:: Supplied data

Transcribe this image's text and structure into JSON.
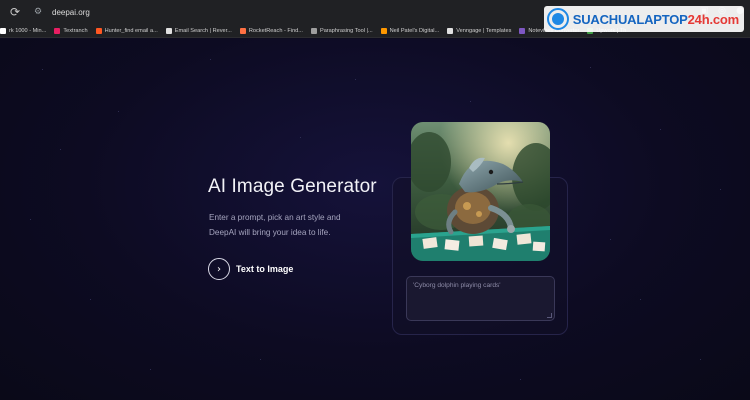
{
  "browser": {
    "url": "deepai.org",
    "bookmarks": [
      {
        "label": "rk 1000 - Min...",
        "color": "#ffffff"
      },
      {
        "label": "Textranch",
        "color": "#e91e63"
      },
      {
        "label": "Hunter_find email a...",
        "color": "#ff5722"
      },
      {
        "label": "Email Search | Rever...",
        "color": "#e0e0e0"
      },
      {
        "label": "RocketReach - Find...",
        "color": "#ff7043"
      },
      {
        "label": "Paraphrasing Tool |...",
        "color": "#9e9e9e"
      },
      {
        "label": "Neil Patel's Digital...",
        "color": "#ff9800"
      },
      {
        "label": "Venngage | Templates",
        "color": "#e0e0e0"
      },
      {
        "label": "Notevibes Converter",
        "color": "#7e57c2"
      },
      {
        "label": "Upwork | Th",
        "color": "#43a047"
      }
    ]
  },
  "watermark": {
    "part1": "SUACHUALAPTOP",
    "part2": "24h.com"
  },
  "hero": {
    "title": "AI Image Generator",
    "description": "Enter a prompt, pick an art style and DeepAI will bring your idea to life.",
    "cta_label": "Text to Image"
  },
  "generator": {
    "prompt_placeholder": "'Cyborg dolphin playing cards'"
  },
  "colors": {
    "background": "#0d0b20",
    "accent": "#ffffff"
  },
  "icons": {
    "reload": "reload-icon",
    "site_info": "site-info-icon",
    "cta": "chevron-right-icon"
  }
}
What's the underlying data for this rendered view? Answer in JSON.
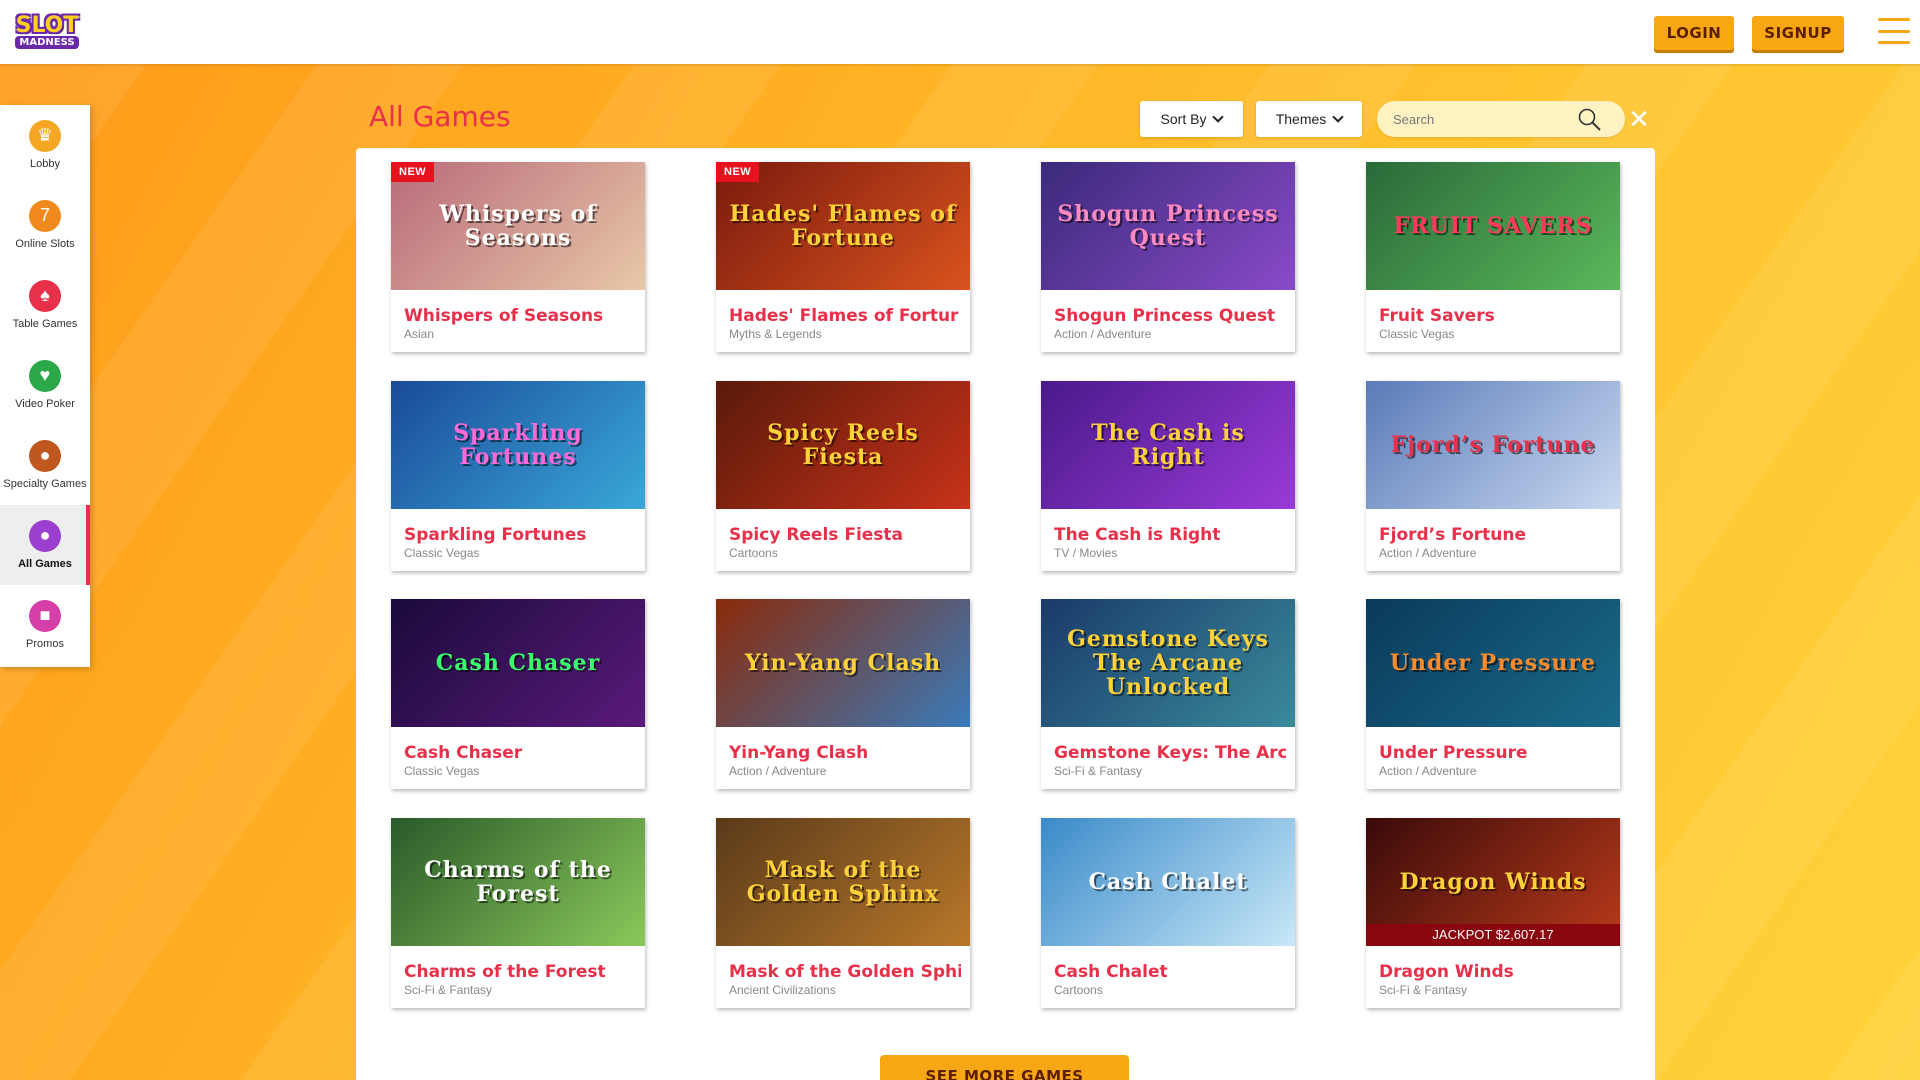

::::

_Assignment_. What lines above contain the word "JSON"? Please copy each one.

_Result of this exercise_.
Transcribe this image's text and structure into JSON.
What's the underlying data for this rendered view? Answer in JSON.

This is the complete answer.